## Interface dataset entries
******
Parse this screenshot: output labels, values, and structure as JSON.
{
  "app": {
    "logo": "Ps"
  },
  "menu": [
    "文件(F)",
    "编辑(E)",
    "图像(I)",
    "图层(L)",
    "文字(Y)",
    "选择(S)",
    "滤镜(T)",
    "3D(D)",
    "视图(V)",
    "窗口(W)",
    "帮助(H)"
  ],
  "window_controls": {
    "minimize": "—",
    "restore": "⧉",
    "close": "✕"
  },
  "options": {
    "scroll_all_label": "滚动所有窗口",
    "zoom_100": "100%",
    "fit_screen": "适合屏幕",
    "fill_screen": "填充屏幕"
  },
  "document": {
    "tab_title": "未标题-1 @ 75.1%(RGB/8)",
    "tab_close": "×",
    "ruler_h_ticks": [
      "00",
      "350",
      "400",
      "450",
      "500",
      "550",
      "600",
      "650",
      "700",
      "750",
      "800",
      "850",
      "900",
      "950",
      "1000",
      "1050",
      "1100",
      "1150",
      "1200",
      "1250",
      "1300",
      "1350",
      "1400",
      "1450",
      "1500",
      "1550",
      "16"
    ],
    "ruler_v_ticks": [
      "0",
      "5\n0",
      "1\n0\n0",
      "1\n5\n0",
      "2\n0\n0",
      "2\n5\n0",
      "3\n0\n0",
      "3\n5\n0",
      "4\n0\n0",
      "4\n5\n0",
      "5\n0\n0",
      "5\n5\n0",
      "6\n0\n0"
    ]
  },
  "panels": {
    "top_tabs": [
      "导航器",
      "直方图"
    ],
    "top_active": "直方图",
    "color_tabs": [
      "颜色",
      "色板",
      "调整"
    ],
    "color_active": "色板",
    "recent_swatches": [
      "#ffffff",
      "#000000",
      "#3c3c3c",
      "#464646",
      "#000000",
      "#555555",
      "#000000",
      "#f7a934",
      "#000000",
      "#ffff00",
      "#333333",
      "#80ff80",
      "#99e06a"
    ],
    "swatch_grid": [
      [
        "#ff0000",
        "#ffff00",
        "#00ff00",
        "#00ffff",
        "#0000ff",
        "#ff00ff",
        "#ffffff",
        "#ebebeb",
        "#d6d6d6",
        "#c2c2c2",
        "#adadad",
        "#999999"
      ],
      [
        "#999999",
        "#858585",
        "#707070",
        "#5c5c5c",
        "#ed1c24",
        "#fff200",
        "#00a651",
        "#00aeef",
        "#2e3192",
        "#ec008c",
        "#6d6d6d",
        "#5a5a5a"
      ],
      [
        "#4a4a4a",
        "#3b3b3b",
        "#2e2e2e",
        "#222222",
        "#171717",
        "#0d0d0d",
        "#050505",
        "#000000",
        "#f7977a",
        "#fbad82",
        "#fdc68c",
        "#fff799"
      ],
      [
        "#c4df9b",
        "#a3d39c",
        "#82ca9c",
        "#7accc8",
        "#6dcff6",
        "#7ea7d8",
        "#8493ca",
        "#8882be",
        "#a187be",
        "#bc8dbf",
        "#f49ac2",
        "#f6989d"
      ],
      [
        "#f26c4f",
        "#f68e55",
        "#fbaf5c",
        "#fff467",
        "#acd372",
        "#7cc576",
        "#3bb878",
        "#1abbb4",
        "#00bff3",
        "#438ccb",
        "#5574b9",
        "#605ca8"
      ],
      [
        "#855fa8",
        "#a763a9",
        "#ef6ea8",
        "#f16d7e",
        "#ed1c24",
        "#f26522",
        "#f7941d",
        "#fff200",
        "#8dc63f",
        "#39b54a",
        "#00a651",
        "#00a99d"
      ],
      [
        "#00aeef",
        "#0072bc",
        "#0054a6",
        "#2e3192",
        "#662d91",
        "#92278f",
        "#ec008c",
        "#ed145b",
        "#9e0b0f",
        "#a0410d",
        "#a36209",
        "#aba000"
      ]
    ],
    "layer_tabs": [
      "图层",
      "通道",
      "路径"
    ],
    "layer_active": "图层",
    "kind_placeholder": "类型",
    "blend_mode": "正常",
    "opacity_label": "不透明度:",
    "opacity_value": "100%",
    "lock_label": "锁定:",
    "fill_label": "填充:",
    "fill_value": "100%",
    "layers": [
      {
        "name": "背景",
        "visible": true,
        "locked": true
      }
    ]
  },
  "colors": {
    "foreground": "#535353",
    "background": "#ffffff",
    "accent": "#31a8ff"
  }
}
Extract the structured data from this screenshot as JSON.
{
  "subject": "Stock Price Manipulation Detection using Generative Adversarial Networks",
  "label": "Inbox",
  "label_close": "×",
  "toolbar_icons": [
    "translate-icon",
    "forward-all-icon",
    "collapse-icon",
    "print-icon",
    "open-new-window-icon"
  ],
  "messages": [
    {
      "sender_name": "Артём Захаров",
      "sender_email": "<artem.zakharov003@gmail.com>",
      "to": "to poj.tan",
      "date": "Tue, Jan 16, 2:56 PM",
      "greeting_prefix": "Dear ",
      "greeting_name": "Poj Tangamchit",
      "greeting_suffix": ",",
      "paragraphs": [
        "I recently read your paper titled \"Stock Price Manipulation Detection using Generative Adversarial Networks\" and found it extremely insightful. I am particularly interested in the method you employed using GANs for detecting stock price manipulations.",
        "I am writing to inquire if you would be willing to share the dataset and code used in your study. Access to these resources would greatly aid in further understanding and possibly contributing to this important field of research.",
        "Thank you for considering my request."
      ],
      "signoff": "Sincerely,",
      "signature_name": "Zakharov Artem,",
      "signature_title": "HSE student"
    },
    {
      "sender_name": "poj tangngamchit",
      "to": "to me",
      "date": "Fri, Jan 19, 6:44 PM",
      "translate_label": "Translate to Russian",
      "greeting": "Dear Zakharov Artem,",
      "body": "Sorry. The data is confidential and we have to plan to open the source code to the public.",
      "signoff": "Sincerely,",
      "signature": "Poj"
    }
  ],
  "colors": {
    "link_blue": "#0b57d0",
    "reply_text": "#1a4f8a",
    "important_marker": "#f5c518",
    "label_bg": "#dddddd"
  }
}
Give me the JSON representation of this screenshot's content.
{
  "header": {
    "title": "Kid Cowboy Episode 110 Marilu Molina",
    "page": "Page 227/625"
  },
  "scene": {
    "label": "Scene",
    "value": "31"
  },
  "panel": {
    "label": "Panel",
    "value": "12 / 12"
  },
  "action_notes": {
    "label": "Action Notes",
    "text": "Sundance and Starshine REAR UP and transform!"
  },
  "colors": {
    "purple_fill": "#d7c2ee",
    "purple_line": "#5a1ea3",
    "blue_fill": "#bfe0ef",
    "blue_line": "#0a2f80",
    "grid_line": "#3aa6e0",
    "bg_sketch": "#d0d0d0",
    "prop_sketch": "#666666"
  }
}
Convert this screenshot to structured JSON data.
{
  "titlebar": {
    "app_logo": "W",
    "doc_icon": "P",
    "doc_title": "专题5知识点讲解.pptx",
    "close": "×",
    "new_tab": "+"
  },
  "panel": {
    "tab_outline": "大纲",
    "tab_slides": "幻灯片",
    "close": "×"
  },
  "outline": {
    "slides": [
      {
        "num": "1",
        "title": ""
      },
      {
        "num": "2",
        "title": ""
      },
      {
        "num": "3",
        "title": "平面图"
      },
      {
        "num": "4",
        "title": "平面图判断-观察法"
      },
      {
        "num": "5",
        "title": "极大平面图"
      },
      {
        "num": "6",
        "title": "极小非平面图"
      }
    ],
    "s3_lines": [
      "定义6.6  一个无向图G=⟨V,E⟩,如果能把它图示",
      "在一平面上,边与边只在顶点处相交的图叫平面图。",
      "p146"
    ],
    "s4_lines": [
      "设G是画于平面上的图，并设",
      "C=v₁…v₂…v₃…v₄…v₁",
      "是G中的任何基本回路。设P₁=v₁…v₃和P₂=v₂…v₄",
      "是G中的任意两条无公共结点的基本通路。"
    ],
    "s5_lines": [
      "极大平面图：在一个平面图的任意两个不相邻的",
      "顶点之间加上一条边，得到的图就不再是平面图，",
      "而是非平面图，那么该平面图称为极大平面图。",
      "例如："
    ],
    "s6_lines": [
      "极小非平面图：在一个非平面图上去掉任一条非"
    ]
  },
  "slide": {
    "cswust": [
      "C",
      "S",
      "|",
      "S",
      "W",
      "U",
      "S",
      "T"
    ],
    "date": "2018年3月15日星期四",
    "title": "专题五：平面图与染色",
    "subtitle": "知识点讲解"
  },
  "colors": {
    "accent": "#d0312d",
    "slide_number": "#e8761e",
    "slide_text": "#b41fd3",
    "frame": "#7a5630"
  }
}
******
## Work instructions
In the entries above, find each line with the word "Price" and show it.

## Response area
  "subject": "Stock Price Manipulation Detection using Generative Adversarial Networks",
        "I recently read your paper titled \"Stock Price Manipulation Detection using Generative Adversarial Networks\" and found it extremely insightful. I am particularly interested in the method you employed using GANs for detecting stock price manipulations.",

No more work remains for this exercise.